Encephalopathy: This occurs as a result of failure of the liver to clear the ammonia and other toxins from the blood and allows the substances to accumulate. These Toxins culminate in the cognitive dysfunction that ranges from disturbed sleep-wake patterns to mild coma.
Individuals who need the liver transplant usually have one of the following diseases:
• Acute Liver Failure
• Chronic liver failure
• Viral Hepatitis
• Alcoholic Liver Disease
• Metabolic Liver Disease
• Autoimmune Liver Disease
• Genetic Liver Disease
• Vascular Liver Disease
Who can donate liver?
Anyone can donate a liver in two ways.
One either a deceased person (person who died recently) can donate a liver
Another is from a living person. Here are a few of criteria for a person who wants to donate a liver

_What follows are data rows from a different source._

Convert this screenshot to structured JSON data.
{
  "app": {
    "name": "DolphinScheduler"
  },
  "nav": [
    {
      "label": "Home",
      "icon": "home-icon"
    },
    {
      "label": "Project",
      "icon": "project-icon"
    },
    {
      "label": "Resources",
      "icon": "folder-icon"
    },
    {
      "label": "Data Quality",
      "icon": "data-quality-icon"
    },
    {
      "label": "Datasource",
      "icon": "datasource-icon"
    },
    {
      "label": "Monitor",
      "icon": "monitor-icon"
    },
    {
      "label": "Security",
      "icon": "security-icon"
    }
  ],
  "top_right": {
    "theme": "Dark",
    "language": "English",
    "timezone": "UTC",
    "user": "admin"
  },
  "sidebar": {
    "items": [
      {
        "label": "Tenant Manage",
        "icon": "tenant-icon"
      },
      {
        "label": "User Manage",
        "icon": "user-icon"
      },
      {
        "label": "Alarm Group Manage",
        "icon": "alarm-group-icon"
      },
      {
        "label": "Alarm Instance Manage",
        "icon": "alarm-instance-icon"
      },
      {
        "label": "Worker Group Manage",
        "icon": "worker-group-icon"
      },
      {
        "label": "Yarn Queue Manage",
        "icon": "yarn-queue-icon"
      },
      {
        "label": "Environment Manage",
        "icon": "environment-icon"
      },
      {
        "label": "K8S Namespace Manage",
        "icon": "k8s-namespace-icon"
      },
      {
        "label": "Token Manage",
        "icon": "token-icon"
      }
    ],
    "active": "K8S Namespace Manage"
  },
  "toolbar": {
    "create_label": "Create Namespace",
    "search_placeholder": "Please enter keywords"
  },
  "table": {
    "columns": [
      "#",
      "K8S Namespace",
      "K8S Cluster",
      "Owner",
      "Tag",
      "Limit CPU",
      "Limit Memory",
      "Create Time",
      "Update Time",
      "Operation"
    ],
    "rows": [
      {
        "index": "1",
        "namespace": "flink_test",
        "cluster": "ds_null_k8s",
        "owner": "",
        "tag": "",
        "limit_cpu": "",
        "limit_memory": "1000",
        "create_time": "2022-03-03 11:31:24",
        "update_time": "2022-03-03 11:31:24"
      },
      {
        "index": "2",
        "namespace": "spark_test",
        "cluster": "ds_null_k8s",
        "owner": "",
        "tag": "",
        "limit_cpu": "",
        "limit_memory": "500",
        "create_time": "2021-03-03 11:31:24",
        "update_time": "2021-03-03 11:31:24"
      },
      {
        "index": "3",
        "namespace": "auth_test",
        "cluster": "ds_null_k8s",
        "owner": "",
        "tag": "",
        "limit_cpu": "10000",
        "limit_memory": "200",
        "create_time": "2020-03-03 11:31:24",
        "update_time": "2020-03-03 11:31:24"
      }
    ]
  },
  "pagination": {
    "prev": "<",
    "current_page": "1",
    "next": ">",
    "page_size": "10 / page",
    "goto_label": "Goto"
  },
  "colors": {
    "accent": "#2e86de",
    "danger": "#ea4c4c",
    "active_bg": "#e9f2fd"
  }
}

- Donors could be either a relative, spouse, siblings, or a friend of a recipient.
- The donor’s blood type must be compatible with the recipient’s blood type.
- Donors should abstain from alcohol smoking until complete recovery and have excellent physical and mental health.
- The age of the donor should be between 19-60 years old.
- The donor should not have other severe illnesses such as cardiac or lung disorders or any other cancer .
Who needs a Liver Transplant?
Picture Courtesy: Practo
People with the following conditions usually require liver transplants:
• Acute Liver Failure
• It is also known as hepatic failure, which occurs when the healthy liver suffers from passive injury that culminates in clinical signs and symptoms of liver insufficiency.
• Chronic liver failure
• The liver can repair it back in reaction to the injury. Yet, the repeated injury and repair, typically if the injury has lasted for many years and even decades, lead to failure. The last stage of scarring is known as cirrhosis, where the liver can no longer repair itself.
Who Are Not Candidates for a Liver Transplant?
Below are the conditions that are said to be absolute contraindications to liver transplantation:
• Severe, irreversible medical illness that limits short-term life expectancy
• Severe pulmonary hypertension (mean pulmonary artery pressure greater than 50mm Hg)
• Cancer that has spread outside of the liver
• Systemic or uncontrollable infection
Immunosuppressant drugs – why required and their harmful effects?
In the organ transplant procedure, the patient will be placed on a regimen of immunosuppressant medications to prevent the immune system from rejecting the donor organ. This can be done through medications that might have been prescribed, including corticosteroids, tacrolimus, cyclosporine, mycophenolate, azathioprine, and sirolimus. One of the significant side effects of corticosteroids is osteoporosis which occurs there is a decrease in the density of bones. Hence the risk of fractures increases. This can affect any bone in the body, but fractures are most commonly seen at the hip, spine, or wrist.
Is liver transplant safe for the living donor?
Due to the advancement in technology, the success rate of liver transplantation is increasing. Every surgery has its pros and cons. In the case of a living donor, only a portion of the liver is being transplanted, and the liver starts to regenerate immediately after the surgery. The liver will reach its average size by 6-8weeks after donating the portion of the liver. The cons are bleeding, bile leak, infection, etc. .
Are liver transplant patients immunocompromised?
To avoid organ rejection after the transplant, the patient is advised to take immunosuppressants. These immunosuppressants block the natural defense system of our body to prevent rejection.
Can a liver transplant cure cancer?
Yes, it can cure cancer.
Can liver transplant patients drink alcohol?
After the transplant, the patient is advised to lead a healthy life and avoid alcohol intake and smoking to prevent complications.